An international seminar about “Today's and tomorrow's unions! Developing digital skills in trade unions after facing the effects of COVID-19”, organized by CNS "Cartel Alfa" / F.N.CORESI (Confederaţia Naţională Sindicală "Cartel Alfa" / Fundaţia Naţională CORESI) in partnership with EZA and with the financial support of the European Union, took place between 20 and 23 September 2021 in Bucharest. The seminar was held in hybrid format, with 47 participants in person (including the project team) and 3 guests participating to the debates online.
The agenda was followed according to the scheduled program and, based on the participants’ feedback and questionnaires, the organization of the event was very satisfactory, while the content of the presentations and debates were found meaningful and inspiring for their activity and organisational projects.
The topic of the seminar was considered particularly timely, as the period of the pandemic brought many changes and challenges both on the labour market and as regards the activities of worker organisations. It accelerated transformation and the need to adapt rapidly to the digitalisation of activities and interactions.
The agenda focused the debates on a range of topics related to the theme of the seminar: How can social dialogue be strenghened, how can unions be ready for negociation and recruit new members, while services to members diversified, how can unions be actively engajed in the shaping of recovery plans and how best to share and extend best practices?
- The effects of the pandemic on the labour market. Here the discussion focused on the recent developments on the labour market, the proliferation of partially-undeclared work and the means to tackle this phenomenon. The pandemic accelerated the change of legislation, in order to protect workers and businesses in the context of the sanitary measures, but at the same time, creating certain problems with provisions that were unfavorable to workers (such as the automativ renewal of collective agreements during the period of sanitary restrictions that eventually turned into blocking collective bargaining), bringing along possible new forms of worker exploatation. The phenomenon of remote work that has an unprecedented development poses new problems and the frutiful debates with the representative la the Labour Inspection suggested new avenues for cooperation in addressing them
- The role of digitalization in trade unions’ activity. The participants stressed the need for unions to find new ways of communication that keep them relevant and close to members. A broad array of digital strategies and tools were presented (from the old webside to innovative applications and feedback measurement tools) that can be successfully used to facilitate union work and strenghen workers’ organisations. Well used, digitalisation offers the means for unions to stay relevant and representative both for their own members and have o role in influencing public policy.
- Adapting trade unions to the pandemic context. Union work, a social activity that unites and supports people remains a chalenge during these times of crisis. Great difficulties were felt in the sudden need for digitalisation of processes, especially by those unions that relied most of their activities on the traditional way of interaction with members. One conclusion that surficed from the panel is that unions that had started the digitalisation process way before the pandemic were much better equipped to face the challenges brought by the sanitary crisis, even increasing membership during the pandemic and increasing their role and relevance in the crisis.

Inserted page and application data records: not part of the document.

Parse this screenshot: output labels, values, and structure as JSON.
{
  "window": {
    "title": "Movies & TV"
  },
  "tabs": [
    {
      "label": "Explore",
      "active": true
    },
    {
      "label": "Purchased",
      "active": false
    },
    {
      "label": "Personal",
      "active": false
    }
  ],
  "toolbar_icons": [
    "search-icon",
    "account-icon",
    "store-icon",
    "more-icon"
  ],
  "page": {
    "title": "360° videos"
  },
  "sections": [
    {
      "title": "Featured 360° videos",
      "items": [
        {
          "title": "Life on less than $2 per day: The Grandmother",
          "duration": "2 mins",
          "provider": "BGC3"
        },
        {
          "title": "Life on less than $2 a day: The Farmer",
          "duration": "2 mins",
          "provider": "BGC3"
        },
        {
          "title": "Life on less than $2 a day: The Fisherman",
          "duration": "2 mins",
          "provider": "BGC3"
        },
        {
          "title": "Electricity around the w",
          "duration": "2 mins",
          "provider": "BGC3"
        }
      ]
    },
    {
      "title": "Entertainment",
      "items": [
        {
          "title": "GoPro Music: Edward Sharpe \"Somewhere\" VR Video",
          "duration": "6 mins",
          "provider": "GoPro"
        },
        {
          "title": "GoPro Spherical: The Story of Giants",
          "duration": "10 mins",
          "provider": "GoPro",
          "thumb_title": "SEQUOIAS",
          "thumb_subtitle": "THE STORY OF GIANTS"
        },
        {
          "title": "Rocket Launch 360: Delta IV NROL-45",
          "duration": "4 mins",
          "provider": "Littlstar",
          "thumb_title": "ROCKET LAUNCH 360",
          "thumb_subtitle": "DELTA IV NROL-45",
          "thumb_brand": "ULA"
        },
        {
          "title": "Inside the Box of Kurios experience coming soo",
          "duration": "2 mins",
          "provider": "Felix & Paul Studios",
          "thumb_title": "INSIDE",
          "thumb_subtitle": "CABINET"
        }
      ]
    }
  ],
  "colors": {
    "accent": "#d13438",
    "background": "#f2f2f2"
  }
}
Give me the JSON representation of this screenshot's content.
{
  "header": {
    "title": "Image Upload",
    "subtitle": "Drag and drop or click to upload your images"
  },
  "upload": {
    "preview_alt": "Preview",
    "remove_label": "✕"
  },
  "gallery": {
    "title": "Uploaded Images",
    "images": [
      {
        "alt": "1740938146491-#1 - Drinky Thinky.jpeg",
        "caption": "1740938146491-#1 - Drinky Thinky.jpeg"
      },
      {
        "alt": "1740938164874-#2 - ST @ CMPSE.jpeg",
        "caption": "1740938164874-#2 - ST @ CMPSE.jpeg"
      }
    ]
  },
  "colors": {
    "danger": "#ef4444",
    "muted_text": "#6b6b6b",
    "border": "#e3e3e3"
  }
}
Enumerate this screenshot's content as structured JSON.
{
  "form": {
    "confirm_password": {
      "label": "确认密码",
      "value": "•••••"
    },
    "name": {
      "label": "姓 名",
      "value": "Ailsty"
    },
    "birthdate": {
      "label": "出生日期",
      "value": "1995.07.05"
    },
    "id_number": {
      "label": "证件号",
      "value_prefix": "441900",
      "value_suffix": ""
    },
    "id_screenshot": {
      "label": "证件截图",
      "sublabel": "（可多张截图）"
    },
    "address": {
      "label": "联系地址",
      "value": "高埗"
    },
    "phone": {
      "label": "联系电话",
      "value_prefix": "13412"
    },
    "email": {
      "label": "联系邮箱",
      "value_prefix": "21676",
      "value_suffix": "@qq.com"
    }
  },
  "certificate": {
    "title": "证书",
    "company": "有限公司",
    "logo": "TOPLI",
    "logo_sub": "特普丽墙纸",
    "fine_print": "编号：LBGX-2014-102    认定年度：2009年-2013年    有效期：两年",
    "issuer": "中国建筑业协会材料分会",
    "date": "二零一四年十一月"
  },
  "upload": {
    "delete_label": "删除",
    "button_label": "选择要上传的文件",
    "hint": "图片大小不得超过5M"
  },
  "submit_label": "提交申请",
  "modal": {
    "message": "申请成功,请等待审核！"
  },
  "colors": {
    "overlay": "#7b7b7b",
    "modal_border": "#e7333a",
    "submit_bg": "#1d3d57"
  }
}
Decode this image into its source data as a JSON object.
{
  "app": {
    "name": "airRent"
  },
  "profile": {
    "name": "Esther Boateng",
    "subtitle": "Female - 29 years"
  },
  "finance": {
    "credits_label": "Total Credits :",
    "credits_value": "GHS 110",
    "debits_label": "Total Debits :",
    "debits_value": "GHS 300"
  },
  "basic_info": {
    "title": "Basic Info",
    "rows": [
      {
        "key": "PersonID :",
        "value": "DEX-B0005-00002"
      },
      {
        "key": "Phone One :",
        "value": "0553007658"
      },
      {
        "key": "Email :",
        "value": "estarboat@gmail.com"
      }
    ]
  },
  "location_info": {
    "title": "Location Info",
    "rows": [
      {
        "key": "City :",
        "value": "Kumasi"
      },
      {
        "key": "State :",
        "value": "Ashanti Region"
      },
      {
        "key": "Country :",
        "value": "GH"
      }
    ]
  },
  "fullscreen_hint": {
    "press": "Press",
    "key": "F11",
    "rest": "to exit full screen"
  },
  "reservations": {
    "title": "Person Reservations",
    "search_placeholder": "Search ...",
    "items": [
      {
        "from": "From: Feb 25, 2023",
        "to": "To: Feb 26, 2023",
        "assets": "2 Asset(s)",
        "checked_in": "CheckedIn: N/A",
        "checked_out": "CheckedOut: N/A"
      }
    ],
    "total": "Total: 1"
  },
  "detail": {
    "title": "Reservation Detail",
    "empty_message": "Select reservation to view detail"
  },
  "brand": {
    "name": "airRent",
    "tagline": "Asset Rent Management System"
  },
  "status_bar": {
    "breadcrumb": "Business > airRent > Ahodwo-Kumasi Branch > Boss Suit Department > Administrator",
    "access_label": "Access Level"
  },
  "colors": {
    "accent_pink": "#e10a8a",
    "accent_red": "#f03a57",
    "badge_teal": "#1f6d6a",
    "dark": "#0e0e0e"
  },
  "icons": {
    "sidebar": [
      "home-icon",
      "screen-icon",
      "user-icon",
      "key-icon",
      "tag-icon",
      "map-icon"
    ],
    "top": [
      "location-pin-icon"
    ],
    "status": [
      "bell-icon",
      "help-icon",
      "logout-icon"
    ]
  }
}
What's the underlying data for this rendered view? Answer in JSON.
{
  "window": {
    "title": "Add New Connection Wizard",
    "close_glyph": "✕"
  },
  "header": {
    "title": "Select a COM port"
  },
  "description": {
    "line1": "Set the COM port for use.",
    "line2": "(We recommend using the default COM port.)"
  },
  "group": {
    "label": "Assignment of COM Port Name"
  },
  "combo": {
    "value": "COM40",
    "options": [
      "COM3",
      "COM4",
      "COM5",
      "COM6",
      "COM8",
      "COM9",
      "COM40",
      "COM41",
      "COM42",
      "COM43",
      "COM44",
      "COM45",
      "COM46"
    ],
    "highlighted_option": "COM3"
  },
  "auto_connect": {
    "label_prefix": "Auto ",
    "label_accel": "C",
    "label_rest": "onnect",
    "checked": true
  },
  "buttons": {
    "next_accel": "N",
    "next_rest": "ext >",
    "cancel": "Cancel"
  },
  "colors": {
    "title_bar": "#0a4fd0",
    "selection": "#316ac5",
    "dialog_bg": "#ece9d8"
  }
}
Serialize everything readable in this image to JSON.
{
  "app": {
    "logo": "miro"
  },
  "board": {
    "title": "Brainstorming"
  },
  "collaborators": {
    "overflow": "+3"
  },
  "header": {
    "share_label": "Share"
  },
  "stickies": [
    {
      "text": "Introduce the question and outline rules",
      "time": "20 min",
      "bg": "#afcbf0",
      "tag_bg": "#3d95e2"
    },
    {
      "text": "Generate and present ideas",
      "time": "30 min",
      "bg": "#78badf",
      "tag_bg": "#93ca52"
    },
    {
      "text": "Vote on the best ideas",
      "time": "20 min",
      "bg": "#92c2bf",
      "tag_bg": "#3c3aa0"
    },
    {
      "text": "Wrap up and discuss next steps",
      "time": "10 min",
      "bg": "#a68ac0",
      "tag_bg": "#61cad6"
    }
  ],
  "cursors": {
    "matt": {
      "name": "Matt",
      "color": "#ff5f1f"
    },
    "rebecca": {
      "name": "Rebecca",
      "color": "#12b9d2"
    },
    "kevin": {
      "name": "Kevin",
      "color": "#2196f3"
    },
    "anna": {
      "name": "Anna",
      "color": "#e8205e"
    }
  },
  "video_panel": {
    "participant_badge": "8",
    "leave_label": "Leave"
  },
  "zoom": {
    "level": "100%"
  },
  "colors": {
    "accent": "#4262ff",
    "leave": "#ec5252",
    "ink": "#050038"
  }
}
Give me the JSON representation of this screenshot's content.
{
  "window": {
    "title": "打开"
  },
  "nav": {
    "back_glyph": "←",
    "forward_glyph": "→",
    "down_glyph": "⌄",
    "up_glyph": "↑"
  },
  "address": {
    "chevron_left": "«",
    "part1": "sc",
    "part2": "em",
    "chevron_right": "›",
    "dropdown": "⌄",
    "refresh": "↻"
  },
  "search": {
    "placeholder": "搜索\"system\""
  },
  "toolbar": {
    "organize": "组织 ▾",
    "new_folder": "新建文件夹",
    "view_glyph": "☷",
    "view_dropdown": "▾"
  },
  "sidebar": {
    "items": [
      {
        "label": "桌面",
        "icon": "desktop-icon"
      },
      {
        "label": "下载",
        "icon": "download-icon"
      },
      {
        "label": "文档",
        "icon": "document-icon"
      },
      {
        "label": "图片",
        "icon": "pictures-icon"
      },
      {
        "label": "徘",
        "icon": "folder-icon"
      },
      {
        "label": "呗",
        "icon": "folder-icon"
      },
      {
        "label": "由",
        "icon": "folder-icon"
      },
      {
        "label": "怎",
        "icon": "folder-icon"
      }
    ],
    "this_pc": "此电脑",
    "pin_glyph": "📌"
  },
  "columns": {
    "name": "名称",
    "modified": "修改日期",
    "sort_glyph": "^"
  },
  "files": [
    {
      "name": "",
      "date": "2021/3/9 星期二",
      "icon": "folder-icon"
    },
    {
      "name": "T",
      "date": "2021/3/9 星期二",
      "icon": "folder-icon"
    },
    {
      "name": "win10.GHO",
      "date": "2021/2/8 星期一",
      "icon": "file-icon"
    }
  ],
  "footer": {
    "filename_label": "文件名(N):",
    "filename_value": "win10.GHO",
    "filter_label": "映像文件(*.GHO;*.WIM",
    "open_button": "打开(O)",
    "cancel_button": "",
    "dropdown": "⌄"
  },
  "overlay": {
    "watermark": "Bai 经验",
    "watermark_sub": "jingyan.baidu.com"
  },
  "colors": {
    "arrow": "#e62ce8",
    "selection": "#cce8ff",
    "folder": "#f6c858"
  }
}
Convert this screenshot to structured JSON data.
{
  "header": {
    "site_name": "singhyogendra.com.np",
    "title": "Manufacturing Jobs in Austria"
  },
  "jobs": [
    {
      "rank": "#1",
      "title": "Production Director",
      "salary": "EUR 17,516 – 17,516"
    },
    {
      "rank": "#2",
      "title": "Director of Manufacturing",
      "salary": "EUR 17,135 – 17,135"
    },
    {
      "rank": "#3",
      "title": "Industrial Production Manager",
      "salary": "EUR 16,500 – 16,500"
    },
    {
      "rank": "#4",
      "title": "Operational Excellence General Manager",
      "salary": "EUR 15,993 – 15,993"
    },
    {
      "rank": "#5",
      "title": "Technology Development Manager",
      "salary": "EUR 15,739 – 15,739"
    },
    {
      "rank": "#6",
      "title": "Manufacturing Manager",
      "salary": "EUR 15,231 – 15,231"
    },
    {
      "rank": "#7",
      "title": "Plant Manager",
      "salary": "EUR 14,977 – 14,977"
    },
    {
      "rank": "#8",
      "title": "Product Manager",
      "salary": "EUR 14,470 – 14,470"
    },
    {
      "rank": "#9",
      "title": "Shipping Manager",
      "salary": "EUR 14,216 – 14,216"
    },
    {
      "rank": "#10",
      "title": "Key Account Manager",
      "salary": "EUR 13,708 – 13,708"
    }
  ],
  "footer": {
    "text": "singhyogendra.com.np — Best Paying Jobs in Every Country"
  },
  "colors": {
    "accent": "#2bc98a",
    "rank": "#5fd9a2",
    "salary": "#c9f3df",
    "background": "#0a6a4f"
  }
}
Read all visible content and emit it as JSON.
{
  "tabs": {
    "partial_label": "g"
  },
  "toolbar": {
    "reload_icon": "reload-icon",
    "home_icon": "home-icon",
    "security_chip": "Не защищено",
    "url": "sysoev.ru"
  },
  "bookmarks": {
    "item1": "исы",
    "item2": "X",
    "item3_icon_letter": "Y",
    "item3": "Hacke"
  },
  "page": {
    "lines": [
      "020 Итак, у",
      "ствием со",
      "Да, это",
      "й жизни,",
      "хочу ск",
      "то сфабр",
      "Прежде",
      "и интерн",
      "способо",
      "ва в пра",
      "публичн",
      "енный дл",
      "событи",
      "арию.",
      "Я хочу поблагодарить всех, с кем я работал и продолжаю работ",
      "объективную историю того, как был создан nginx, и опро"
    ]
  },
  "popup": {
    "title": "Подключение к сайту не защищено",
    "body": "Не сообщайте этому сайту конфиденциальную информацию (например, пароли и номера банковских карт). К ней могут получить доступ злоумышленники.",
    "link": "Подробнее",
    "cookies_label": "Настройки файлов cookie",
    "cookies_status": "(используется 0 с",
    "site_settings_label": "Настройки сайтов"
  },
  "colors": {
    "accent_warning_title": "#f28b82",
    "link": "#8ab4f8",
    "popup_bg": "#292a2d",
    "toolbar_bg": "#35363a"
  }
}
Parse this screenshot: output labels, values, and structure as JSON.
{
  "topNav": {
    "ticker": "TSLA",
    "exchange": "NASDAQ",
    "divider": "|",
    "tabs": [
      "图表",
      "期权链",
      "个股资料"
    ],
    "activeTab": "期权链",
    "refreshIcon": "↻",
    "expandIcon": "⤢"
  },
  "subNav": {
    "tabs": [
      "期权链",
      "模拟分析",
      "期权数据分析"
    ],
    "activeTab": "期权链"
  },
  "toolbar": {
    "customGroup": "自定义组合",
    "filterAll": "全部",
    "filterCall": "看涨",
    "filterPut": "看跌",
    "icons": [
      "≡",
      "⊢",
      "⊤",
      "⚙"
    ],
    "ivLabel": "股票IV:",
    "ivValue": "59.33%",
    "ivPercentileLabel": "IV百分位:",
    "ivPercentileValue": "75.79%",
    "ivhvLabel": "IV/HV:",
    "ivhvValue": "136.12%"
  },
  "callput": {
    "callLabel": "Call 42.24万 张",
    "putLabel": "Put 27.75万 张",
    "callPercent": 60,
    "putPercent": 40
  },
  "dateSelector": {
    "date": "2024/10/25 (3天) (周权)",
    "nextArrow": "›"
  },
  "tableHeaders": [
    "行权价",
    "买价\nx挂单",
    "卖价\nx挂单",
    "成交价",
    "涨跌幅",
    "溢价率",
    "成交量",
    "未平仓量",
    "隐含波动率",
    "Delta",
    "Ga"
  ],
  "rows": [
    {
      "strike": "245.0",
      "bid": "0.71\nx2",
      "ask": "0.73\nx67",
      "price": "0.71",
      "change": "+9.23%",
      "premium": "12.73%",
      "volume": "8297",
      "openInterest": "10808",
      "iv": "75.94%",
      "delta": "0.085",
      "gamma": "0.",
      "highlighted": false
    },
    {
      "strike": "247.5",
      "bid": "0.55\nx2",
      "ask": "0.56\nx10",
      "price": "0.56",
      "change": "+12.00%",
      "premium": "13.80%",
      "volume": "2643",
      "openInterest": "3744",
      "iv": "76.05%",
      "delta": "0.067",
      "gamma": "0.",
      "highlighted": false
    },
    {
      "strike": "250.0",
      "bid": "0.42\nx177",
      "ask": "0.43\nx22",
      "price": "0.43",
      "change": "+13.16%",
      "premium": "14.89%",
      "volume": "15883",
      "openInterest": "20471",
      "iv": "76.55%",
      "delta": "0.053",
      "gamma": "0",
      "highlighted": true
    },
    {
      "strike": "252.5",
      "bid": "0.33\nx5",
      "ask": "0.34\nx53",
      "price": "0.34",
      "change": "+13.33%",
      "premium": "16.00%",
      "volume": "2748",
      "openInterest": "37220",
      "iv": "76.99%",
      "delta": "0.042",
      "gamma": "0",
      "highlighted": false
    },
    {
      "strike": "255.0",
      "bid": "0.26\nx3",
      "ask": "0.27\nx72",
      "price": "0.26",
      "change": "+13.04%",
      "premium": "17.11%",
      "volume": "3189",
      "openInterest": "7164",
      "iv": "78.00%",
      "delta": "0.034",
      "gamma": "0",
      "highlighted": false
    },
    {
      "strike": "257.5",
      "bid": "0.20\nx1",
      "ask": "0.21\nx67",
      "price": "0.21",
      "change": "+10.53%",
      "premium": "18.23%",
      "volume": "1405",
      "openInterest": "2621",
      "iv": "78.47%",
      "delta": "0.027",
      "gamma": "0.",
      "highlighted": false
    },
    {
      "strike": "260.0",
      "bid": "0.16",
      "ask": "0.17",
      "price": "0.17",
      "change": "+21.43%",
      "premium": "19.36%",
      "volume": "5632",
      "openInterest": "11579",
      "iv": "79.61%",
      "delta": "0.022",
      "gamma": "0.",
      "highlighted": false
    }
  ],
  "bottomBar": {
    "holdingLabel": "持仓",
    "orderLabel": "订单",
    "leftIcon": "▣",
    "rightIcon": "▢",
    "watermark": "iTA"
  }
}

- Development directions for trade unions and employers' organizations. The question of building trust between social parters was central to the discussion, and the need to exercise dialogue in order to effectively approach the great challenges that next decades will bring to the labour markets, where social partners, workers’s and employers organizations alike, need to have an active role and contribution. To this end, employers’ organization embarked on a broad project in order to clarify the authenticity of the representativity of various entities engaged in social dialogue processes and digitalization is a key instrument for this purpose.
- Strategies and models for recruiting new members. However, it was pointed out that recruiting members (a constant preocupation and effort of unions everywhere) should not be an end in itself, with the sole purpose of increasing financial resources for the trade union, but should not be separated from the broad goal of unions, i.e. building collective power to improve the working conditions of its members and, trough negotioation, to get a fairer share of the wealth generated.
- Diversification of trade union services in the context of new challenges on the labour market. The presentation and comments on this panel lead to a lively debate on the role of providing services to members as a core part of the union activity or as a complement to main activity of the union, which is improving the lives and working conditions of its members. It was broadly agreed that, although the provision of services is a great instrument in recrouting and maintaining membership, it should not obscure the main purpose of unions: stiving for social justice through negociation and collective action.
The round-up for the conclusions of the three days of exchanges of ideas and best practices lead to a few points and directions for action that the participants agreed upon:
- Digitalisation must be part of a long-term organisational strategy;
- The need to strengthen cooperation with the Labour Inspectorate and other relevant institutions in order to tackle the new challenges on the labour market brought by digitalisation;
- Building trust is essential for a successful social dialogue and digitalisation of processes can help and facilitate achieving this goal;
- Recruiting members should not be an end in itself but just a part of the strategy to build collective power;
- Providing services must remain a complement to union activity. Concentrating on providing services to members should not obscure the real goal of unions, i.e. improving working conditions.